## Work to complete:
The entries are given below. Output each one unchanged.
------------------------
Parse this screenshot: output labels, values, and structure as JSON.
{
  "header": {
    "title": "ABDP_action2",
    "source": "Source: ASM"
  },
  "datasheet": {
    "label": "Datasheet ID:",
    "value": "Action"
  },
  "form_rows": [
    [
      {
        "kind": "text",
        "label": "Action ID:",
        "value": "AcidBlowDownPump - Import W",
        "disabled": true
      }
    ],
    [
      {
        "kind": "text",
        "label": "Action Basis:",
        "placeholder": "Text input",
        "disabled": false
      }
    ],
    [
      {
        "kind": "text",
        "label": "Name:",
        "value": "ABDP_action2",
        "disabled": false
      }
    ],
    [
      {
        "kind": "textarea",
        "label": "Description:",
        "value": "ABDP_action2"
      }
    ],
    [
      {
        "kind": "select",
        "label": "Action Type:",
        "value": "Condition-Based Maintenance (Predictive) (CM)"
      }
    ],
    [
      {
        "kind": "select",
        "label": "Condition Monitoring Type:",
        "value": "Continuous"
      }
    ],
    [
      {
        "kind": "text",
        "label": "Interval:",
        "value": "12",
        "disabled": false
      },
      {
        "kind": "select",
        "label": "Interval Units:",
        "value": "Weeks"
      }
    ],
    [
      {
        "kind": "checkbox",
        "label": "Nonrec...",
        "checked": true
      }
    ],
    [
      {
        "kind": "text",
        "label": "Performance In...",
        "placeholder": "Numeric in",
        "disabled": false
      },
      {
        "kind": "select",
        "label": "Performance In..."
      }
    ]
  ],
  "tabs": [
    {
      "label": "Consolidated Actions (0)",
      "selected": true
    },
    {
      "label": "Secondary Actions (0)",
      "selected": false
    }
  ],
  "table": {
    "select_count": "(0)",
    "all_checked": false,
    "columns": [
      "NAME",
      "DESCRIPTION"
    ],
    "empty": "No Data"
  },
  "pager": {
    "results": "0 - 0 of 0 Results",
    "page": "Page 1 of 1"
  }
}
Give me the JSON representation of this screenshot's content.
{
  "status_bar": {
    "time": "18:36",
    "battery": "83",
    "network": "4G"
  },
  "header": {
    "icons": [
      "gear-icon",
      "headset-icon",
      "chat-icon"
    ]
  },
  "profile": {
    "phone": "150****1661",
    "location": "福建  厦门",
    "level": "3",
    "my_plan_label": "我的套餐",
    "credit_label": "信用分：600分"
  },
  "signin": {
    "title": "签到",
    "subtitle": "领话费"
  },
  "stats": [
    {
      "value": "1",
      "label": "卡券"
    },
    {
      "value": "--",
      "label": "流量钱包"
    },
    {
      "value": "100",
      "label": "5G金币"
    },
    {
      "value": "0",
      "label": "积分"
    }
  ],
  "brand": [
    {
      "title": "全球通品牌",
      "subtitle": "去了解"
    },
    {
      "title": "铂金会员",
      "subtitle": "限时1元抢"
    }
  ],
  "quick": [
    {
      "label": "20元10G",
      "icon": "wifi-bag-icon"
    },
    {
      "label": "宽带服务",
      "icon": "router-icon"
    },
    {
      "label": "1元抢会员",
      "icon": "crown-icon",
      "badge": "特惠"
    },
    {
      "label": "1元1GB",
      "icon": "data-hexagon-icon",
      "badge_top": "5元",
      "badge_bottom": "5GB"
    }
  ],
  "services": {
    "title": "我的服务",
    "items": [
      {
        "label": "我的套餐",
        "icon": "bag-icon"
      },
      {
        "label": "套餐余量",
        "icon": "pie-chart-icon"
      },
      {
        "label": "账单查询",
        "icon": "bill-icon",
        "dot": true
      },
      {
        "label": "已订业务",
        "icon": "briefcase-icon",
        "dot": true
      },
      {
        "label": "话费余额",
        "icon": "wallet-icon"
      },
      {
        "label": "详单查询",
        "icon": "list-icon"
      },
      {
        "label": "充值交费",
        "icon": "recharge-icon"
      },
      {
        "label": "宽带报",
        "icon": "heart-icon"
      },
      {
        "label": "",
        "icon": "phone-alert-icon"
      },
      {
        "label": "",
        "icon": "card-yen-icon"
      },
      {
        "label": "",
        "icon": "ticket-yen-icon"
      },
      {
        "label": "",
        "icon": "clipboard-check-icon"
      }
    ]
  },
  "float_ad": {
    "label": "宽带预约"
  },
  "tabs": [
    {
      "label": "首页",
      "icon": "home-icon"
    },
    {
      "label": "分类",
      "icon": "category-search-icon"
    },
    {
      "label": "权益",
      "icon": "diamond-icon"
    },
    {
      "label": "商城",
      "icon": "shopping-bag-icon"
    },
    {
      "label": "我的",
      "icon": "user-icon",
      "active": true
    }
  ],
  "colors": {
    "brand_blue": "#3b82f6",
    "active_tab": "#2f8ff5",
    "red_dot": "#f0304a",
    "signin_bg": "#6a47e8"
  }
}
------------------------
## Task response:
Parse this screenshot: output labels, values, and structure as JSON.
{
  "header": {
    "title": "ABDP_action2",
    "source": "Source: ASM"
  },
  "datasheet": {
    "label": "Datasheet ID:",
    "value": "Action"
  },
  "form_rows": [
    [
      {
        "kind": "text",
        "label": "Action ID:",
        "value": "AcidBlowDownPump - Import W",
        "disabled": true
      }
    ],
    [
      {
        "kind": "text",
        "label": "Action Basis:",
        "placeholder": "Text input",
        "disabled": false
      }
    ],
    [
      {
        "kind": "text",
        "label": "Name:",
        "value": "ABDP_action2",
        "disabled": false
      }
    ],
    [
      {
        "kind": "textarea",
        "label": "Description:",
        "value": "ABDP_action2"
      }
    ],
    [
      {
        "kind": "select",
        "label": "Action Type:",
        "value": "Condition-Based Maintenance (Predictive) (CM)"
      }
    ],
    [
      {
        "kind": "select",
        "label": "Condition Monitoring Type:",
        "value": "Continuous"
      }
    ],
    [
      {
        "kind": "text",
        "label": "Interval:",
        "value": "12",
        "disabled": false
      },
      {
        "kind": "select",
        "label": "Interval Units:",
        "value": "Weeks"
      }
    ],
    [
      {
        "kind": "checkbox",
        "label": "Nonrec...",
        "checked": true
      }
    ],
    [
      {
        "kind": "text",
        "label": "Performance In...",
        "placeholder": "Numeric in",
        "disabled": false
      },
      {
        "kind": "select",
        "label": "Performance In..."
      }
    ]
  ],
  "tabs": [
    {
      "label": "Consolidated Actions (0)",
      "selected": true
    },
    {
      "label": "Secondary Actions (0)",
      "selected": false
    }
  ],
  "table": {
    "select_count": "(0)",
    "all_checked": false,
    "columns": [
      "NAME",
      "DESCRIPTION"
    ],
    "empty": "No Data"
  },
  "pager": {
    "results": "0 - 0 of 0 Results",
    "page": "Page 1 of 1"
  }
}
Give me the JSON representation of this screenshot's content.
{
  "status_bar": {
    "time": "18:36",
    "battery": "83",
    "network": "4G"
  },
  "header": {
    "icons": [
      "gear-icon",
      "headset-icon",
      "chat-icon"
    ]
  },
  "profile": {
    "phone": "150****1661",
    "location": "福建  厦门",
    "level": "3",
    "my_plan_label": "我的套餐",
    "credit_label": "信用分：600分"
  },
  "signin": {
    "title": "签到",
    "subtitle": "领话费"
  },
  "stats": [
    {
      "value": "1",
      "label": "卡券"
    },
    {
      "value": "--",
      "label": "流量钱包"
    },
    {
      "value": "100",
      "label": "5G金币"
    },
    {
      "value": "0",
      "label": "积分"
    }
  ],
  "brand": [
    {
      "title": "全球通品牌",
      "subtitle": "去了解"
    },
    {
      "title": "铂金会员",
      "subtitle": "限时1元抢"
    }
  ],
  "quick": [
    {
      "label": "20元10G",
      "icon": "wifi-bag-icon"
    },
    {
      "label": "宽带服务",
      "icon": "router-icon"
    },
    {
      "label": "1元抢会员",
      "icon": "crown-icon",
      "badge": "特惠"
    },
    {
      "label": "1元1GB",
      "icon": "data-hexagon-icon",
      "badge_top": "5元",
      "badge_bottom": "5GB"
    }
  ],
  "services": {
    "title": "我的服务",
    "items": [
      {
        "label": "我的套餐",
        "icon": "bag-icon"
      },
      {
        "label": "套餐余量",
        "icon": "pie-chart-icon"
      },
      {
        "label": "账单查询",
        "icon": "bill-icon",
        "dot": true
      },
      {
        "label": "已订业务",
        "icon": "briefcase-icon",
        "dot": true
      },
      {
        "label": "话费余额",
        "icon": "wallet-icon"
      },
      {
        "label": "详单查询",
        "icon": "list-icon"
      },
      {
        "label": "充值交费",
        "icon": "recharge-icon"
      },
      {
        "label": "宽带报",
        "icon": "heart-icon"
      },
      {
        "label": "",
        "icon": "phone-alert-icon"
      },
      {
        "label": "",
        "icon": "card-yen-icon"
      },
      {
        "label": "",
        "icon": "ticket-yen-icon"
      },
      {
        "label": "",
        "icon": "clipboard-check-icon"
      }
    ]
  },
  "float_ad": {
    "label": "宽带预约"
  },
  "tabs": [
    {
      "label": "首页",
      "icon": "home-icon"
    },
    {
      "label": "分类",
      "icon": "category-search-icon"
    },
    {
      "label": "权益",
      "icon": "diamond-icon"
    },
    {
      "label": "商城",
      "icon": "shopping-bag-icon"
    },
    {
      "label": "我的",
      "icon": "user-icon",
      "active": true
    }
  ],
  "colors": {
    "brand_blue": "#3b82f6",
    "active_tab": "#2f8ff5",
    "red_dot": "#f0304a",
    "signin_bg": "#6a47e8"
  }
}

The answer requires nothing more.